Background:Ischemia/reperfusion (I/R) injury triggers cardiac dysfunctions via creating reactive oxygen species (ROS). Because xanthine oxidase (XO) is one of the major enzymes that generate ROS, inhibition of XO is expected to suppress ROS-induced I/R injury. However, it remains unclear whether XO inhibition really yields cardioprotection during I/R. The protective effects of the XO inhibitors, topiroxostat and allopurinol, on cardiac I/R injury were evaluated.
Methods and Results:Using isolated rat hearts, ventricular functions, occurrence of arrhythmias, XO activities and thiobarbituric acid reactive substances (TBARS) productions and myocardial levels of adenine nucleotides before and after I/R, and cardiomyocyte death markers during reperfusion, were evaluated. Topiroxostat prevented left ventricular dysfunctions and facilitated recovery from arrhythmias during I/R. Allopurinol and the antioxidant, N-acetylcysteine (NAC), exhibited similar effects at higher concentrations. Topiroxostat inhibited myocardial XO activities and TBARS productions after I/R. I/R decreased myocardial levels of ATP, ADP and AMP, but increased that of xanthine. While topiroxostat, allopurinol or NAC did not change myocardial levels of ATP, ADP or AMP after I/R, all of the agents decreased the level of xanthine.
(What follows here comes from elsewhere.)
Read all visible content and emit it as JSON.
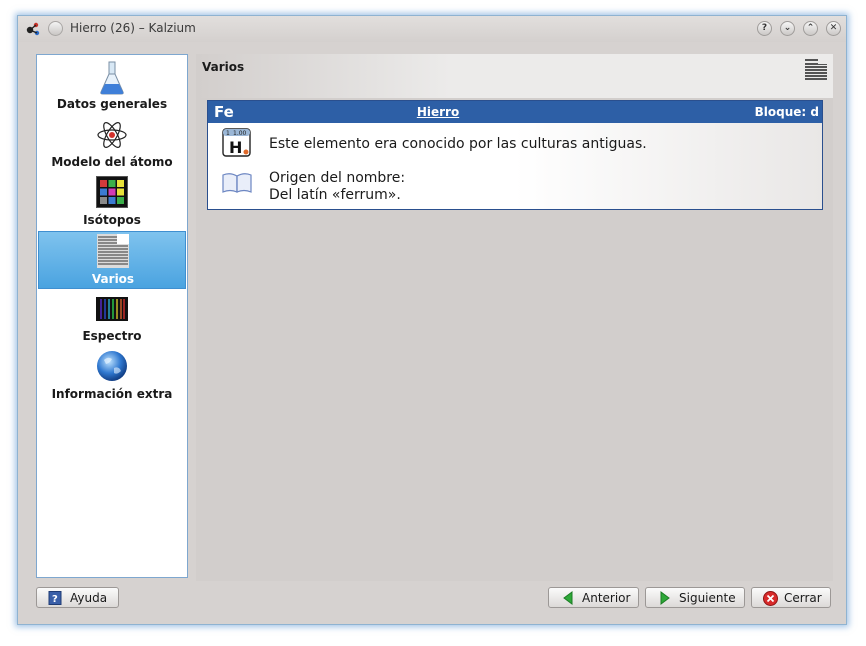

They also decreased releases of CPK and LDH during reperfusion.
Conclusions:Topiroxostat showed protective effects against I/R injury with higher potency than allopurinol or NAC. It dramatically inhibited XO activity and TBARS production, suggesting suppression of ROS generation.